"When we talk about sustainability, GOED often uses the Peruvian anchovy fishery as an example of a well-maintained fishery. The quota for each fishing season is set after a scientific body completes a sonar cruise to determine the biomass and there have been examples where the entire fishing season has been cancelled because of a too-small biomass or a concern over too many juveniles. The quotas actually have not declined over the past several years; they follow a natural volatility,” Schutt told NutraIngredients-USA.
Schutt said recent data from the fishery shows quotas of as high as 3.3 million tons in a season to as low as just over 2 million tons. The overall trend line is flat, she said.
Krill fishery in spotlight
Another high profile source is the krill oil fishery in Antarctica. While this, too, is a bit player from a total tonnage aspect, it garners a lot of attention because it is the newest of these fisheries and one conducted in a pristine environment that as yet is little impacted by the activities of man. Pål Skogrand, Director of Sustainability and Antarctic Affairs at Aker BioMarine, said the picture of the Antarctic krill fishery is also one of stability. Aker is now by far the single largest world harvester of krill.
Skogrand told NutraIngredients-USA that a population survey on krill done in 2019 showed the overall biomass had actually increased slightly from what was estimated in 2000, to a total of 63 million tons.
Skogrand said a study published last year in the Journal of Crustacean Biology bolstered the view that the fishery is in good shape. The authors of that study, however, did say a future goal should be to create a system to gather enough real time biomass abundance data to be able to set varying harvest quotas as is done in Peru.
Even without the biannual survey data that is available for the anchovies, Skogrand said all indications are that the krill harvest has a negligible impact on the overall biomass.
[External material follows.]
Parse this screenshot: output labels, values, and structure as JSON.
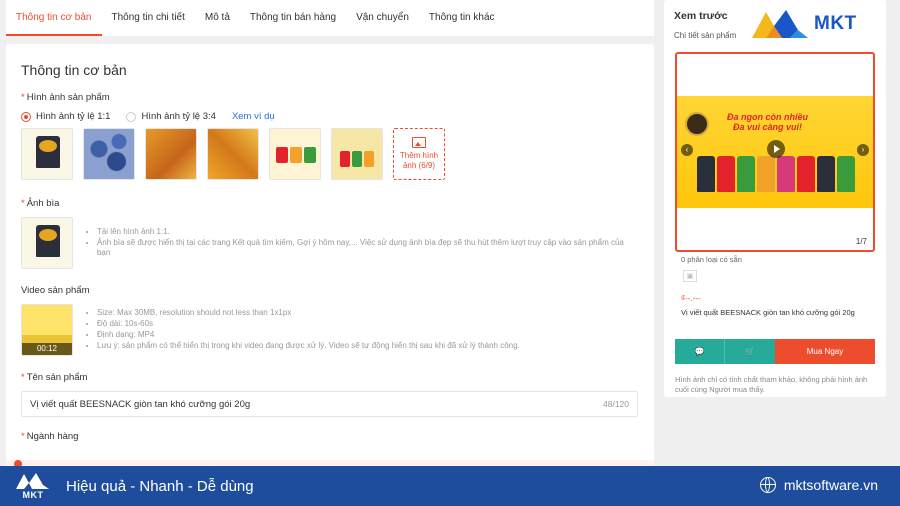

“Today, there is probably no other fishery in the world that takes out less of the estimated biomass: the allowable catch is less than one percent of the biomass (620,000 MT catch limit) and the actual catch is about 0.5-0.6%. This is part of the reasons why the Aker BioMarine krill fishery is so well rated by independent certifiers like Sustainable Fisheries Partnership and Marine Stewardship Council,” he said.
Climate change concerns continue to dog these forecasts. It has only recently been appreciated the role that sea ice cover plays in krill biology, with the underside of the ice forming both a refuge and a food source for the developing juveniles (recent studies found the krill larvae feed on trapped biological particles in the ice).
Skogrand said Aker is cooperating with CCAMLR (Commission for the Conservation of Antarctic Marine Living Resources), the multi governmental body that researchers the biomass and sets catch limits.
Sail drone as research tool
Sail drones are one of the data gathering tools being used in the region. Aker has been testing such a drone, which moves via a fixed sail vane and derives power from solar panels as it conducts sonar surveys which can pick out krill swarms. Once the drone’s operation is fully validated, fleets of such devices could provide the kind of data that could lead to more month-by-month management of the fishery.
“Aker BioMarine is co-founding a cross disciplinary research project which aims to use data from the sailbuoy for scientific purposes. With this, it may be possible to monitor the krill biomass at a much more granular level than in the past and at a lower cost,” Skogrand said.
“The data from the sailbuoy has been very valuable. However, we are still in a R&D project stage to figure this out properly. At this time, it looks very promising and we will see how the sailbuoy handles the harsh conditions of the upcoming winter months,” he added.